By Evan Grossman │Watchdog.org
The flawed formula Pennsylvania uses to fund its school districts forces some of its best and brightest to do more with less.
“We have one of the best districts in Pennsylvania, and we traditionally have one of the lowest costs,” John Bell, superintendent of the prudent Delaware Valley School District, said in a public hearing on funding issues related to enrollment and growth. “We do things right, and we don’t want that to come back to bite us.”
Pennsylvania school districts with dwindling enrollment numbers are, in some cases, taking more taxpayer money than some of the state’s most robust districts, according to testimony to the Basic Education Funding Reform Commission.
Funds are allocated disproportionately in part because of a policy that locks the districts into a system, which, some say, isn’t fair.
All schools get a minimum dollar amount that varies little from year to year, despite fluctuations in enrollment. Certain districts remain fat while the money could be better used in districts with greater needs.
The Education Funding Commission, a 15-member bipartisan team of state lawmakers, is tasked with finding a fairer formula to steer state aid. The commission has been barnstorming across Pennsylvania gathering information from experts that it will take back to the Legislature in 2015 to craft a new formula.
In East Stroudsburg this month, the commission heard testimony on funding issues related to enrollment and growth that present some of the more jagged obstacles in the way of a more balanced system going forward.
Bell told the commission that he hopes his mid-size district, in rural Pike County and received about $2,000 per pupil less than the state average, does not become “an unintended victim of the committee’s good intentions.”
A weighted student funding model would achieve a fairer distribution of state money, according to Nathan Benefield, vice president of policy analysis of the Commonwealth Foundation. State funding is poorly distributed to districts across Pennsylvania because of a “hold harmless” provision that guarantees a certain level of aid, no matter if enrollment is growing or in decline, he said.
“Hold harmless, which guarantees that a district receives no fewer state dollars than it did the previous year regardless of enrollment changes, has been remarkably unfair to growing school districts,” Benefield said. “The problem is now so severe that districts with declining enrollment receive more than three times the state funding per student than growing districts.”
The average state revenue per student of the 20 fastest-shrinking districts in Pennsylvania is more than $9,000, while the average going to the 20 fastest-growing districts is just above $3,000 per year, according to the Commonwealth Foundation. Garnet Valley in Delaware County has experienced 119 percent growth since 1996 and receives $2,877 per pupil in state money. Perkiomen Valley in Montgomery County has seen 89 percent growth and is entitled to $2,826 per student, while schools in Cameron County, which have contracted by almost 40 percent in the same timeframe, are receiving more than $10,000 per student.

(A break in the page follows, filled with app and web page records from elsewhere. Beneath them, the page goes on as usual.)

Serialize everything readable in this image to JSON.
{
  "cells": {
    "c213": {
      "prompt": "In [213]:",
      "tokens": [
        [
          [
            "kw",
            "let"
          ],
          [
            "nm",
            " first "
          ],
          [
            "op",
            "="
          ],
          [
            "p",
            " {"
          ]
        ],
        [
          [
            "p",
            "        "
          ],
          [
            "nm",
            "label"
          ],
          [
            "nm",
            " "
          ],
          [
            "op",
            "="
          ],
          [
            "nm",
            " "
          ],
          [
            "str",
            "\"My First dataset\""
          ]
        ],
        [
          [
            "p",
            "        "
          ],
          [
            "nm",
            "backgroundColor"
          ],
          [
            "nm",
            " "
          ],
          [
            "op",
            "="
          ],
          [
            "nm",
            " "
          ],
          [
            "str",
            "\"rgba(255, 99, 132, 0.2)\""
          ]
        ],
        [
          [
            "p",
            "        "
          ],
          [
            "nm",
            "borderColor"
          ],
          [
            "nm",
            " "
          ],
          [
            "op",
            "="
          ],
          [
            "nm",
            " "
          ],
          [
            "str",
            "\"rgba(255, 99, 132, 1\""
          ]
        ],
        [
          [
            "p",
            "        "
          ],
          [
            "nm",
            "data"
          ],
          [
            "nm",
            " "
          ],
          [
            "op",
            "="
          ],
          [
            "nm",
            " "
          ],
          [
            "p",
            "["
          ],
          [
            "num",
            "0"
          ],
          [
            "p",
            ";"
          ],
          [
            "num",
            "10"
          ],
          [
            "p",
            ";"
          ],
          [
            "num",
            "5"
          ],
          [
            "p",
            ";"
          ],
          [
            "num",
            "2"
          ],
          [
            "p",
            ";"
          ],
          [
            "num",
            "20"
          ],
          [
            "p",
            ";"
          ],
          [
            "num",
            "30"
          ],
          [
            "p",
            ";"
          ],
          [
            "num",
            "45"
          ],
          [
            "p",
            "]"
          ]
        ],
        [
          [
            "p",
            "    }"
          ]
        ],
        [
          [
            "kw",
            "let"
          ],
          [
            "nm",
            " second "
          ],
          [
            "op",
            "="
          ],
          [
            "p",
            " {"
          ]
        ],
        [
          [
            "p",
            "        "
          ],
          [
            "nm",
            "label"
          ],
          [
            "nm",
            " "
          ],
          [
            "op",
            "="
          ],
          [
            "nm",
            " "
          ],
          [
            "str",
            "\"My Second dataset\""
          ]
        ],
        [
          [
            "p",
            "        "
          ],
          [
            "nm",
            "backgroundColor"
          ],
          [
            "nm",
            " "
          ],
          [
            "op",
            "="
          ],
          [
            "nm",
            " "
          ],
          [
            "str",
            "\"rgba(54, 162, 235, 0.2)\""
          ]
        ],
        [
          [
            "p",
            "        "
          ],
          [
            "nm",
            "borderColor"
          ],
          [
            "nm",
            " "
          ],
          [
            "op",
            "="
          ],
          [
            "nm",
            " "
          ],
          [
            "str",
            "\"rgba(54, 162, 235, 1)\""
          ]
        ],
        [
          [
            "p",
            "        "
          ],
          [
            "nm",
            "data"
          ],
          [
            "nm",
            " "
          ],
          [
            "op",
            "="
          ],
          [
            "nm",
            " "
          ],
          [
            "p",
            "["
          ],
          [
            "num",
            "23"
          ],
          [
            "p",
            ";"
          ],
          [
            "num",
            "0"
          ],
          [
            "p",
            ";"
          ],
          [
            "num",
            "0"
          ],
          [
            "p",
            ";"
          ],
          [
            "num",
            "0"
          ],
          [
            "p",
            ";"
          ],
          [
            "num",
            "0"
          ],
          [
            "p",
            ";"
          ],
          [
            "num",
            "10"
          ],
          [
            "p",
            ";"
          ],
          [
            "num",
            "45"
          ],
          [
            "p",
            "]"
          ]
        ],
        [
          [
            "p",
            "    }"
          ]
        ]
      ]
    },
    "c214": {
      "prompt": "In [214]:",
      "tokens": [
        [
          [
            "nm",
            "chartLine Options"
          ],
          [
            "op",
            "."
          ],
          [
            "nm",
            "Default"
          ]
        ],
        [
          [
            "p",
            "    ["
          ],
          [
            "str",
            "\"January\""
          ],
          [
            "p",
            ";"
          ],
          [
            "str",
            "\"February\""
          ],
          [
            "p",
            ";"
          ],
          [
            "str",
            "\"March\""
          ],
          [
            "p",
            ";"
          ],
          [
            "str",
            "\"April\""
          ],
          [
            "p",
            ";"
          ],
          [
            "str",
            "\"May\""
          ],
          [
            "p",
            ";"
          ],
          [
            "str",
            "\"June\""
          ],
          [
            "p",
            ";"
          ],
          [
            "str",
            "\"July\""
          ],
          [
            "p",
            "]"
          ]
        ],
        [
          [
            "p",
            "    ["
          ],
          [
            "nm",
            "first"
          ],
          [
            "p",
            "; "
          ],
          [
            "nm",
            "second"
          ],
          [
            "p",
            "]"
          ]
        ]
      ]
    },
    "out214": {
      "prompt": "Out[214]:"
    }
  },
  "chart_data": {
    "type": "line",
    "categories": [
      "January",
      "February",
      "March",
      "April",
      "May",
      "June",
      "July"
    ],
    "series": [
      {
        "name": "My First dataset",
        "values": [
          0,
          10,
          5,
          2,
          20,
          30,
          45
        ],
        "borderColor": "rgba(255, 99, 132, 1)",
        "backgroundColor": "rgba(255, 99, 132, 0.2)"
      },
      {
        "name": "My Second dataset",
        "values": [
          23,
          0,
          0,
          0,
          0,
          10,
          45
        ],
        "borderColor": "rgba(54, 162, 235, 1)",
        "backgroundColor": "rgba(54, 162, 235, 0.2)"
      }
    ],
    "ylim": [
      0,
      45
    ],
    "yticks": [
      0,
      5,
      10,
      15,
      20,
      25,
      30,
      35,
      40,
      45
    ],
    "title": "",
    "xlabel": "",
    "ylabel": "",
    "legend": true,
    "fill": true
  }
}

John Scully,business administrator of the Garnet Valley School District, one of the fastest growing districts in the state that could be entitled to receive more funding without hold harmless, did not respond to requests for comment.

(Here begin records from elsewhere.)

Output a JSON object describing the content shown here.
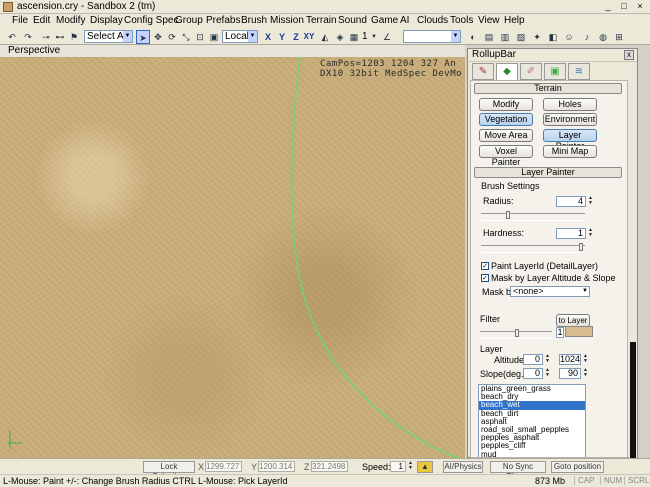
{
  "window": {
    "title": "ascension.cry - Sandbox 2 (tm)"
  },
  "menu": [
    "File",
    "Edit",
    "Modify",
    "Display",
    "Config Spec",
    "Group",
    "Prefabs",
    "Brush",
    "Mission",
    "Terrain",
    "Sound",
    "Game",
    "AI",
    "Clouds",
    "Tools",
    "View",
    "Help"
  ],
  "toolbar": {
    "select_filter": "Select All",
    "coord_system": "Local",
    "axes": [
      "X",
      "Y",
      "Z",
      "XY"
    ],
    "snap_value": "1",
    "search_value": ""
  },
  "viewport": {
    "label": "Perspective",
    "info_line1": "CamPos=1203 1204 327 An",
    "info_line2": "DX10 32bit MedSpec DevMo"
  },
  "rollup": {
    "title": "RollupBar",
    "close": "x",
    "terrain_header": "Terrain",
    "terrain_buttons": [
      "Modify",
      "Holes",
      "Vegetation",
      "Environment",
      "Move Area",
      "Layer Painter",
      "Voxel Painter",
      "Mini Map"
    ],
    "layer_painter_header": "Layer Painter",
    "brush_settings": "Brush Settings",
    "radius_label": "Radius:",
    "radius_value": "4",
    "hardness_label": "Hardness:",
    "hardness_value": "1",
    "paint_layer_id": "Paint LayerId (DetailLayer)",
    "mask_by_altitude": "Mask by Layer Altitude & Slope",
    "mask_by_label": "Mask by",
    "mask_by_value": "<none>",
    "filter_label": "Filter",
    "to_layer": "to Layer",
    "filter_value": "1",
    "layer_label": "Layer",
    "altitude_label": "Altitude",
    "altitude_min": "0",
    "altitude_max": "1024",
    "slope_label": "Slope(deg.)",
    "slope_min": "0",
    "slope_max": "90",
    "layers": [
      "plains_green_grass",
      "beach_dry",
      "beach_wet",
      "beach_dirt",
      "asphalt",
      "road_soil_small_pepples",
      "pepples_asphalt",
      "pepples_cliff",
      "mud"
    ],
    "selected_layer": "beach_wet"
  },
  "controls": {
    "lock_selection": "Lock Selection",
    "x_label": "X",
    "x_value": "1299.727",
    "y_label": "Y",
    "y_value": "1200.314",
    "z_label": "Z",
    "z_value": "321.2498",
    "speed_label": "Speed:",
    "speed_value": "1",
    "ai_physics": "AI/Physics",
    "no_sync_player": "No Sync Player",
    "goto_position": "Goto position"
  },
  "status": {
    "hint": "L-Mouse: Paint   +/-: Change Brush Radius   CTRL L-Mouse: Pick LayerId",
    "memory": "873 Mb",
    "cap": "CAP",
    "num": "NUM",
    "scrl": "SCRL"
  }
}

“State funds should follow the student, not be locked into a district,” Benefield said. “Weighted student funding provides a baseline per-pupil amount to all students, which would be increased for individual students based on their learning needs. For example, low-income students, English-language learners, those changing school districts, and other criteria could be used to allocate funding where it’s needed most.”
In 2006, Bucks County Rep. Scott Petri began a study examining the issue of hold harmless funding and found inequities exist across the state, from the funding of roads to money going to school districts. The state uses outdated population statistics, and growing areas such as Bucks County got far less state funding per capita than the much more sparsely populated McKean County.
The trend continues. So while the Philadelphia School District has seen a 25 percent decline in enrollment since 2002, the district continues to receive a disproportionate amount of funding from growing districts.
Hold harmless helps to keep property taxes down in some parts of the state as it funds schools so local residents do not have to, but a solution to the imbalance in education funding is to base payments on a per-student formula.
State Sen.-elect Mario Scavello, R-Monroe/Northampton said, “It’s the only way to go. But if you go per student, you’ll have Philadelphia jumping up and down again because they’re getting cut.”
Like Petri argued eight years earlier, Scavello says hold harmless is flawed because it is based on Census numbers that may be inaccurate.
“You can’t just freeze funding at a 1990 Census for a period of time and expect areas of the state that have grown since that time to manage their school budgets. It’s just impossible,” he said. “And that’s what’s happened. The area that really gets me is Philadelphia, which claims that they are not getting enough money. They are getting funded at 1990 Census numbers and their school population is way, way down from those original numbers.”